The cessation of hostilities in Syria is holding rather better than many people might have imagined. Nonetheless it remains incomplete, partial, and fundamentally fragile. The key questions now are:
- Can it be sustained?
- To what extent can this pause be capitalised upon to bring aid and humanitarian relief to areas where it is so badly needed?
- What will be the impact of renewed air strikes against the al-Qaeda-linked Jabhat al-Nusra and the so-called Islamic State (IS)?
- And if the lull in the relative fighting can hold, what can be done to build upon this as a foundation to lead on to an embryonic diplomatic settlement?
It is still too early to get a clear sense of what is happening on the ground.
But after a lull on Saturday, air attacks on behalf of the Syrian regime look to have resumed on Sunday in the Aleppo area and in Idlib province.
It is not possible at this stage to say if the air attacks were carried out by the Syrian government or Russian warplanes.
The US-led campaign against IS is also continuing.

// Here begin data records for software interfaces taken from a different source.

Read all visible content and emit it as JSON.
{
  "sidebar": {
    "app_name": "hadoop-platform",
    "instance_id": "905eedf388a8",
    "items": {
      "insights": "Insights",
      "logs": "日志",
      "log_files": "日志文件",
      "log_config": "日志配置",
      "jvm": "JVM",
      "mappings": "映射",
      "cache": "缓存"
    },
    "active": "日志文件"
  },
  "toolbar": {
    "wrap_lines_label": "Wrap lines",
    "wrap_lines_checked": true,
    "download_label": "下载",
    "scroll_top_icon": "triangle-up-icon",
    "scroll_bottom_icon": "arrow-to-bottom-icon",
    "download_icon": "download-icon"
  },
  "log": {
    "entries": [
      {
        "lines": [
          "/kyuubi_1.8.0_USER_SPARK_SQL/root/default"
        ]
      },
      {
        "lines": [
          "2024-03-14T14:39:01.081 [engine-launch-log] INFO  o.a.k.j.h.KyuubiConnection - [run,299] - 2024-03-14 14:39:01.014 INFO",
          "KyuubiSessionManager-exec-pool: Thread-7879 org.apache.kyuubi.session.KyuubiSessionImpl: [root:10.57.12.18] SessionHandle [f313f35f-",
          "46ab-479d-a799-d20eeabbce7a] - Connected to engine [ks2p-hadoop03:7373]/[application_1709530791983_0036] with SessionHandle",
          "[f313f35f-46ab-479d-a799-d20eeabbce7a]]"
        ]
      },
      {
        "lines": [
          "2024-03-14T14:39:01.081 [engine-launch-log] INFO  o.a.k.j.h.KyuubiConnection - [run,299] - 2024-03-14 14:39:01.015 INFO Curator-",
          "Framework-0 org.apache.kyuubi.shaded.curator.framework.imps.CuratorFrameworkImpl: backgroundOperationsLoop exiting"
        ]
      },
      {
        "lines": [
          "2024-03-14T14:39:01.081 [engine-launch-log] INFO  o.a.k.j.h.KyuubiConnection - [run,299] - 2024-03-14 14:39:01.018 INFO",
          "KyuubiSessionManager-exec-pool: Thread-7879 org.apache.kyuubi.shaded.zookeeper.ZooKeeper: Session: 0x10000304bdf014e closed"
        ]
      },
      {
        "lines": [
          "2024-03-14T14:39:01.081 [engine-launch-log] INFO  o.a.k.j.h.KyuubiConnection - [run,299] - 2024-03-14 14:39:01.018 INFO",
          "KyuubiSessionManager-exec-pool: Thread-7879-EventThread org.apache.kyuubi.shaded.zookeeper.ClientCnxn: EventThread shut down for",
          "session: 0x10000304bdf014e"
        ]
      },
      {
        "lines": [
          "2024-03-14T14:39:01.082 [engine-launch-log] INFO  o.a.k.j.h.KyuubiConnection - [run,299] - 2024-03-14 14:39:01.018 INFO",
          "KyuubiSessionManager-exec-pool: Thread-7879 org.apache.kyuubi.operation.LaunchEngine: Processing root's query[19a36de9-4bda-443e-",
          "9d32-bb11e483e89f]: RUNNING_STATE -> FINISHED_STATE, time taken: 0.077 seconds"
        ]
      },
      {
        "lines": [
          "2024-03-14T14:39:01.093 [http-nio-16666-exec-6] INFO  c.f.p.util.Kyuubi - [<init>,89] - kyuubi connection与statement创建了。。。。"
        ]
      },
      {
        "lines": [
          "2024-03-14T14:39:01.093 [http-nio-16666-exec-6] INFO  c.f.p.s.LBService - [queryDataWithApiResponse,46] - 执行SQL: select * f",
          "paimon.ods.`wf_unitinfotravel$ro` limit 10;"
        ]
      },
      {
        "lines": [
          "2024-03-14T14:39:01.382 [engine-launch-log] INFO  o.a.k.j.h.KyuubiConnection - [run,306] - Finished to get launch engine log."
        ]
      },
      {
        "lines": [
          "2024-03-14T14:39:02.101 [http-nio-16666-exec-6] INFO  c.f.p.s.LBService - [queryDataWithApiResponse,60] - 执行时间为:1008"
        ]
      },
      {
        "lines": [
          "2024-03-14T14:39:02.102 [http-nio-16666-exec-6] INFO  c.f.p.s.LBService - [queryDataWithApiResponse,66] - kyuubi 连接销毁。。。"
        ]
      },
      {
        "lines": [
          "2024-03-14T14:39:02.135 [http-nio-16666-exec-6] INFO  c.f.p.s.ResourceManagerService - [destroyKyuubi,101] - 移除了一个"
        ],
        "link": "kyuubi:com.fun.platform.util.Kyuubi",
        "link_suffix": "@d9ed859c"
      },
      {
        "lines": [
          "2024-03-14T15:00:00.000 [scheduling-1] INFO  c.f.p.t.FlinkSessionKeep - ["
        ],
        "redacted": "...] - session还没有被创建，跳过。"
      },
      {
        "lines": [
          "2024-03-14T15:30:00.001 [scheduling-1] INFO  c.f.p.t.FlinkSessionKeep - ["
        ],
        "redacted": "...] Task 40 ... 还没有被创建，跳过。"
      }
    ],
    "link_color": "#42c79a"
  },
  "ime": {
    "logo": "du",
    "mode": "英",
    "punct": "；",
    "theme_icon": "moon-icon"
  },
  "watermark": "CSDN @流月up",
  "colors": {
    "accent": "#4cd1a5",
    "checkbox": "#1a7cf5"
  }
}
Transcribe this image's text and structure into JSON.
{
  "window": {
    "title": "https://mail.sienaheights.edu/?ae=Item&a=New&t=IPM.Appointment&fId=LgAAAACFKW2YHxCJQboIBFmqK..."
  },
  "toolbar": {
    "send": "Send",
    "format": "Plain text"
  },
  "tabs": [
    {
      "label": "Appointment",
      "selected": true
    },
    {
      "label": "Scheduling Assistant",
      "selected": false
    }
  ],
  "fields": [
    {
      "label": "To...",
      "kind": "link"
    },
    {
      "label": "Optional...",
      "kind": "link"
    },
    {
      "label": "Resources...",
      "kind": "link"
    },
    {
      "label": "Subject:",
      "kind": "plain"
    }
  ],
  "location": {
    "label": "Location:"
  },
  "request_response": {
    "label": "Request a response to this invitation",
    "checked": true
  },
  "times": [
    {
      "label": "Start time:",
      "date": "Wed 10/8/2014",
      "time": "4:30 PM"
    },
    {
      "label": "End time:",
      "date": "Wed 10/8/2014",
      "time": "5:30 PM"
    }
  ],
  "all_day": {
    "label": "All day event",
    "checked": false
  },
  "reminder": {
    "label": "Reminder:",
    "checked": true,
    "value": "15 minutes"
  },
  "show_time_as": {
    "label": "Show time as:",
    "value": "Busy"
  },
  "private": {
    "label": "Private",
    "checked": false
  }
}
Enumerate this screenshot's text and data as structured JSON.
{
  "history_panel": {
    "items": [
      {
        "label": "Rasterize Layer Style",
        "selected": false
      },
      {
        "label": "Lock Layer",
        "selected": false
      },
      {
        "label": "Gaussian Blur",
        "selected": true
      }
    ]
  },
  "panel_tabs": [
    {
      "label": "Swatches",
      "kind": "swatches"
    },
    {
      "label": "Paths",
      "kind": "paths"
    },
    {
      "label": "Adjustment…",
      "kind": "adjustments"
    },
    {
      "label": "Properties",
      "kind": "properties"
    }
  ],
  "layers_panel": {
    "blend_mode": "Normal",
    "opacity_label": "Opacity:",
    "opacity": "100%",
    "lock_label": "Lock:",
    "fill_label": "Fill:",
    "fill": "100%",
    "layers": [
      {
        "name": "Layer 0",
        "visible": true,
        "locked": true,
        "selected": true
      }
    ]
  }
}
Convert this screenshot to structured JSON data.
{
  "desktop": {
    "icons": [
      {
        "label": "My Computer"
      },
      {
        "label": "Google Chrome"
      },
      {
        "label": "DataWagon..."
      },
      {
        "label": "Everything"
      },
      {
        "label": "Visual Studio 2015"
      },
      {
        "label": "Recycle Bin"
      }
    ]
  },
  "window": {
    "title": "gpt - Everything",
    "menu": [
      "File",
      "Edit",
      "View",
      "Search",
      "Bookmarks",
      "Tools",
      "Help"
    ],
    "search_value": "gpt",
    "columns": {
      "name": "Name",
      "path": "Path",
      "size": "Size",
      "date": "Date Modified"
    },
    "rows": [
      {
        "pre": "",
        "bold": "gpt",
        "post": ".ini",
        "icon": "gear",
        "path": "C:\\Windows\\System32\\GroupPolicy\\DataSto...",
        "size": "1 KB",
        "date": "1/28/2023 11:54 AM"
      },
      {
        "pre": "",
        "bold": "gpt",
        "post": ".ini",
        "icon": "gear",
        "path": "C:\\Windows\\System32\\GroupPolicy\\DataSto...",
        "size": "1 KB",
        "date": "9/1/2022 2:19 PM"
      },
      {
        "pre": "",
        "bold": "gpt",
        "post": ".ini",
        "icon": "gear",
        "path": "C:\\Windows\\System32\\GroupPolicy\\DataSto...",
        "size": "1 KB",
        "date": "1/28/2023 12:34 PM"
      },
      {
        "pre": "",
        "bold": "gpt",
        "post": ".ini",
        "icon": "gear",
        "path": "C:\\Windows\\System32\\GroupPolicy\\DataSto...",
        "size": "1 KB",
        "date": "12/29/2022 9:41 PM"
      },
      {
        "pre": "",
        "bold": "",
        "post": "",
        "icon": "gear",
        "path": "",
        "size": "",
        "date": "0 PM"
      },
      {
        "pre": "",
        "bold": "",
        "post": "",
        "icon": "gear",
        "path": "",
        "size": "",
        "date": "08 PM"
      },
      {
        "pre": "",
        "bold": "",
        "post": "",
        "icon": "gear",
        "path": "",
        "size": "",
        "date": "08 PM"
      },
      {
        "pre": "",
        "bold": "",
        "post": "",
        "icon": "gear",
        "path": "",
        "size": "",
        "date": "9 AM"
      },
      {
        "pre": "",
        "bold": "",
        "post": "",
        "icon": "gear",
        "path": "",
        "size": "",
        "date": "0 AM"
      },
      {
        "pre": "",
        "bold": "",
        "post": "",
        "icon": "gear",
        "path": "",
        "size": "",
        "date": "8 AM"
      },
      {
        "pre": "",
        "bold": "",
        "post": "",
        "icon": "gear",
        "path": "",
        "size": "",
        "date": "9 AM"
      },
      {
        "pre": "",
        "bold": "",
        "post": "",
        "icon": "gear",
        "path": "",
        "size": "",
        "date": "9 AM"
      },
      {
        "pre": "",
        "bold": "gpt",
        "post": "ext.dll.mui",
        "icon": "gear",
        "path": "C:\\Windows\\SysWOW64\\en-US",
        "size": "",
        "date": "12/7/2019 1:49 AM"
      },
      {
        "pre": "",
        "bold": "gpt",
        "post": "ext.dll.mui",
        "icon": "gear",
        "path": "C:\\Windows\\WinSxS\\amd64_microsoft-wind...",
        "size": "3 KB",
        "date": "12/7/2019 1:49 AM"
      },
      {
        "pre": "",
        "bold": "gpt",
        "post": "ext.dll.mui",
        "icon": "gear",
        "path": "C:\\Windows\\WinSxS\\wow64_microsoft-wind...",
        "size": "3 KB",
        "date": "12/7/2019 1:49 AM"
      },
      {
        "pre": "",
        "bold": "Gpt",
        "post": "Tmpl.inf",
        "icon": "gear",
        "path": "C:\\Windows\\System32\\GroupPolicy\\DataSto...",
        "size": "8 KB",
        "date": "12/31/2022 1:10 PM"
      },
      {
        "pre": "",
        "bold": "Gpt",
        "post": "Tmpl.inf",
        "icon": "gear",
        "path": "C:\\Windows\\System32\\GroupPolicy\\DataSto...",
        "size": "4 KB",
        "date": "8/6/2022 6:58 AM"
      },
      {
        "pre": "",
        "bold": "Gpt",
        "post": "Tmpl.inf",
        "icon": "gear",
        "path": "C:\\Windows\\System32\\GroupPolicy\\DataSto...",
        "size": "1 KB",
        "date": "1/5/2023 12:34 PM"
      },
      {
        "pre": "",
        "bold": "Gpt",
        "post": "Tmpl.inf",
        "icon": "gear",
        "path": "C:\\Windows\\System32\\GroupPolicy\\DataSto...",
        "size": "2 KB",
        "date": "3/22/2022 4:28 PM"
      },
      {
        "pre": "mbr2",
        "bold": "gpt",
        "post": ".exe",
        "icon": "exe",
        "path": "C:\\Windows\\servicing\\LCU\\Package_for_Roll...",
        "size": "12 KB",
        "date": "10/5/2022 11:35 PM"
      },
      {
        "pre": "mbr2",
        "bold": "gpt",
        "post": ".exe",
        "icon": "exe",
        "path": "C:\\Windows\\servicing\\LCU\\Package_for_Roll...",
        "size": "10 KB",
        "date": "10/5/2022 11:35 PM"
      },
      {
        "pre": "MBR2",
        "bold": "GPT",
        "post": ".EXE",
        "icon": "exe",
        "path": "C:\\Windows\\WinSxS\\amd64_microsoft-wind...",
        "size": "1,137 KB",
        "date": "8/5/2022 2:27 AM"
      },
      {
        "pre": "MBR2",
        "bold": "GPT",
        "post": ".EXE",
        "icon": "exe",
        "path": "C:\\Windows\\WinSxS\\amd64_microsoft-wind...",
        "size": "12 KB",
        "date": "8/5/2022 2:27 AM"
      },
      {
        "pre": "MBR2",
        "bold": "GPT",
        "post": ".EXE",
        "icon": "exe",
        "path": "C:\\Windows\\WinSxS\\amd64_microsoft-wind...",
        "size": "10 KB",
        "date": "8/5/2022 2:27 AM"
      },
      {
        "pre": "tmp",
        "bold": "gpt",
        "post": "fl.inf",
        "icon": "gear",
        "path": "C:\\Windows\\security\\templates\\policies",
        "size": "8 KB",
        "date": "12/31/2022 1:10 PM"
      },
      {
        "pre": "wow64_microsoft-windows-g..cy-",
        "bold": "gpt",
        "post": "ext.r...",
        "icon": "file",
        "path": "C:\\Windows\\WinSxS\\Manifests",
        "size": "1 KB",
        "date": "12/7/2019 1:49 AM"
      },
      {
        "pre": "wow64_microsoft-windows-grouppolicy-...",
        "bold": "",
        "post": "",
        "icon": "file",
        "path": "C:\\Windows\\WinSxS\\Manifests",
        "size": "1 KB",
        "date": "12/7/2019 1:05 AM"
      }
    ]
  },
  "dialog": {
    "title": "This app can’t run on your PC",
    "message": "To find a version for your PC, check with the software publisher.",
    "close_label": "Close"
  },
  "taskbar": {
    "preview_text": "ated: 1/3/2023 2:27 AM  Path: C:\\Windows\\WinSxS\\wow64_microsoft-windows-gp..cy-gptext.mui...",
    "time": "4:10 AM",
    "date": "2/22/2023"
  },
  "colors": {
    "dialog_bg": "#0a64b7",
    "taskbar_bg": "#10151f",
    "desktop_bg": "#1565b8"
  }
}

On Saturday there was heavy fighting between Kurdish forces who struggled to throw back an IS offensive in and around the northern town of Tal Abyad.
Here, US air power appears to have had a decisive role.
The continued fighting is a reflection of the fact that there are multiple conflicts underway on the ground.
- There is a war for the future control of Syria itself, which pits the Syrian regime and its allies against the rebels and their supporters like Turkey and the Gulf states
- Then there is the war being waged by the West against IS
- Lastly, there is the struggle between Turkey and the Kurds to contain a broader Kurdish expansion
Problem number one is that the truce only applies to one of these conflicts - that between the Syrian regime and its rebel opponents.
It specifically excludes the campaign against IS and Jabhat al-Nusra.
So even in the best of outcomes, Russian and Western air attacks against these two groups will continue.
However, it must be said that up to now, Russia has carried out relatively few attacks against IS targets.
And this leads us on to problem number two.
The boundaries between these various conflicts in Syria are often vague and to varying degrees they overlap.
So, for example, the Syrian military has already suggested that it will not accept a ceasefire in the Damascus suburb of Daraya, where it argues the opposition forces are dominated by Jabhat al-Nusra.
Russia too argues that it has the right to continue air operations against UN-designated terrorist groups like al-Nusra.
But any taint of alliance with this group might well, in Moscow's eyes, open up rebel forces to Russian attack.
A map of Syria put out by the Russians suggests only very restricted areas in which Moscow believes that the ceasefire should hold.
The complexities of the fighting involving Kurdish groups in northern Syria prompts a third set of problems for any ceasefire.
Here, Kurdish fighters backed by both the Americans and to an extent the Russians, are making headway in the region bordering Turkey.
Alarm bells are ringing in Ankara.
And Turkish Prime Minister Ahmet Davutoglu has made it clear that any ceasefire would not be "binding for us when there is a situation that threatens Turkey's security".
"We will," he said, "take necessary measures against both the YPG (Kurdish fighters) and Daesh (IS) when we feel the need to."
This is all on the negative side of the balance sheet.
Clearly ordinary people might welcome the respite, especially if food and supplies can be delivered to towns and villages cut off up until now by the fighting.
This in a sense is the immediate litmus test for any partial ceasefire arrangement - will it help to alleviate the situation on the ground?
Hard-pressed rebel fighters might also welcome a period to pause and regroup.
At a more strategic level, Russia may well see this as at least the start of a diplomatic endgame, one that recognises for now that the Assad regime - or something like it - is here to stay.
But if the experience of Russian diplomacy in Ukraine is anything to go by, we could be in for a lengthy period of abortive ceasefires and outbreaks of fighting, as Syrian government forces seek to expand and consolidate their positions.
"So far, so good" would seem to be the interim judgement. But the so-called "ceasefire" retains all of the flaws that were there at its inception.
In short, nobody is very optimistic that this truce will take hold.
US Secretary of State John Kerry has been especially honest in his appraisal of the situation.
He has begun to speak of a "Plan B" if the current diplomatic efforts fail.
But in explaining this to US senators, he noted that one often-suggested step - the establishment of a safe zone inside northern Syria - would require, according to Pentagon estimates, the deployment of as many as 15,000 to 30,000 troops.
And he warned that in the absence of progress towards peace, the situation in Syria could get "a lot uglier".
In a comment that raised just a few eyebrows, he seemed ultimately to countenance a redrawing of the map, noting that: "It may be too late to keep it as a whole Syria if we wait much longer."